_YOUR ASSIGNMENT_: Extract every line below that contains the word "date".

┌────────

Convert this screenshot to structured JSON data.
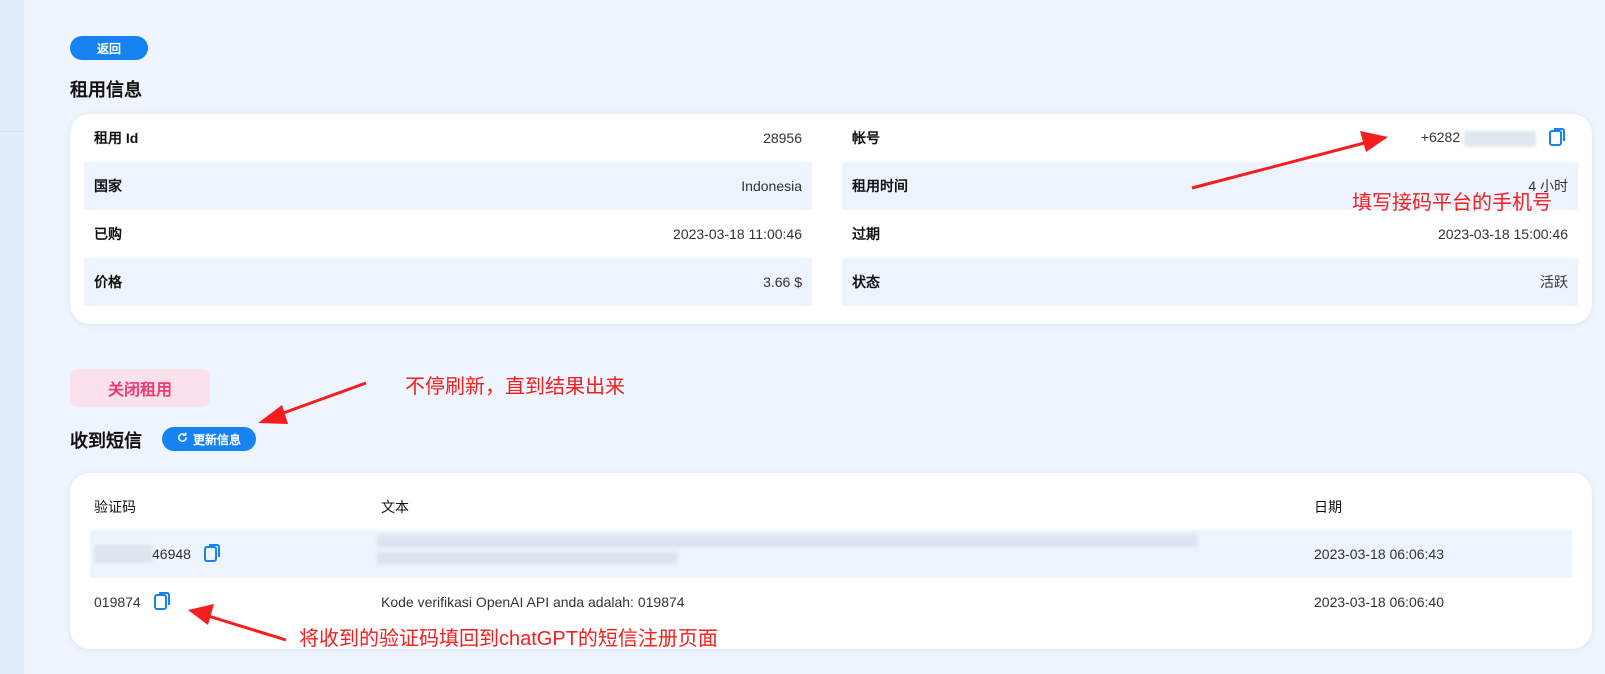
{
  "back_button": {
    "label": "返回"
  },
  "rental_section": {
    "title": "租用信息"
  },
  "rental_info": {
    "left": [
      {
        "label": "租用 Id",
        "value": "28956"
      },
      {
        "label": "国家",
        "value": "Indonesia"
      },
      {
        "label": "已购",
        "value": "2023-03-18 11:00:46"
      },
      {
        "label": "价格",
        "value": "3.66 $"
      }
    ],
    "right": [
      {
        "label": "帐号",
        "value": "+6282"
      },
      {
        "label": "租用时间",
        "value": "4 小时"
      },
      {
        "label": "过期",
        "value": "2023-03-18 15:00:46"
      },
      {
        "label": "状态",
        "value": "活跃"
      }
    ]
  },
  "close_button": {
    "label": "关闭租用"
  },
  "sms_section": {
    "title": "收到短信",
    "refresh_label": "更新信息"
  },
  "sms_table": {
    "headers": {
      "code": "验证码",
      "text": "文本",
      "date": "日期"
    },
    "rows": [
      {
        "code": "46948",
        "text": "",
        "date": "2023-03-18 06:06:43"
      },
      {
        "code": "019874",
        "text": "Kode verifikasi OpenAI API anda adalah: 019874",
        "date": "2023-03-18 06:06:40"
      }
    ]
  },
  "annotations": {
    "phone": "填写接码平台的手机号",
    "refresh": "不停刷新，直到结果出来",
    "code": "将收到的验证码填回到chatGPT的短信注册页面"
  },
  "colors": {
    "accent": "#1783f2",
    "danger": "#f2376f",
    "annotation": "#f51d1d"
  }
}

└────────
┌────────

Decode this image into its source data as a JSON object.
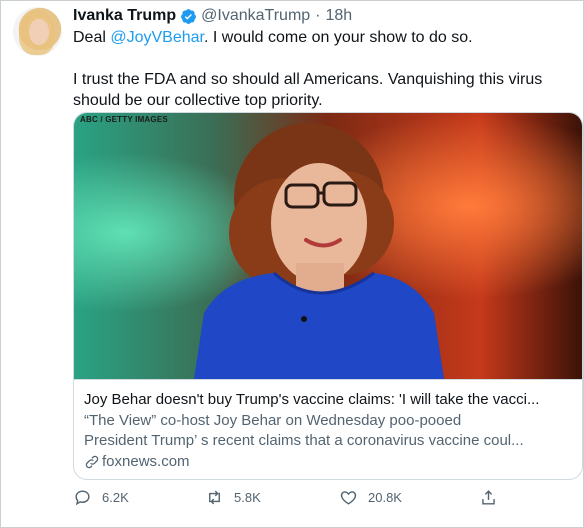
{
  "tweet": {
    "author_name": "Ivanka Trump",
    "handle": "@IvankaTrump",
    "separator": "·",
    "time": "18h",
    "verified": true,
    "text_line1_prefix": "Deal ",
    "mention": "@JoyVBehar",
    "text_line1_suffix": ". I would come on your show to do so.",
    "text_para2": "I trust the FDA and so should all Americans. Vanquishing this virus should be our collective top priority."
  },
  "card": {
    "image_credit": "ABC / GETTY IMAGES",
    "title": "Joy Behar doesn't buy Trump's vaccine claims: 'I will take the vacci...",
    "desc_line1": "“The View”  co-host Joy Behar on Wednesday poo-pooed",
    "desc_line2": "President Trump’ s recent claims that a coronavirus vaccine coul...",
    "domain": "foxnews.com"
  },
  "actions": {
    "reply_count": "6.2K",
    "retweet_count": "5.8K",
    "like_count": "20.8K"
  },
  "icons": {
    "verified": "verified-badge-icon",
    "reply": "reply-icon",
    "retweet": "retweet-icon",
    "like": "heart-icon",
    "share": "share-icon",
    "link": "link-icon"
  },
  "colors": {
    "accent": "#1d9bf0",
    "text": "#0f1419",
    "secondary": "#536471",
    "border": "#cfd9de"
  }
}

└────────

_REPLY_:
      "date": "日期"
        "date": "2023-03-18 06:06:43"
        "date": "2023-03-18 06:06:40"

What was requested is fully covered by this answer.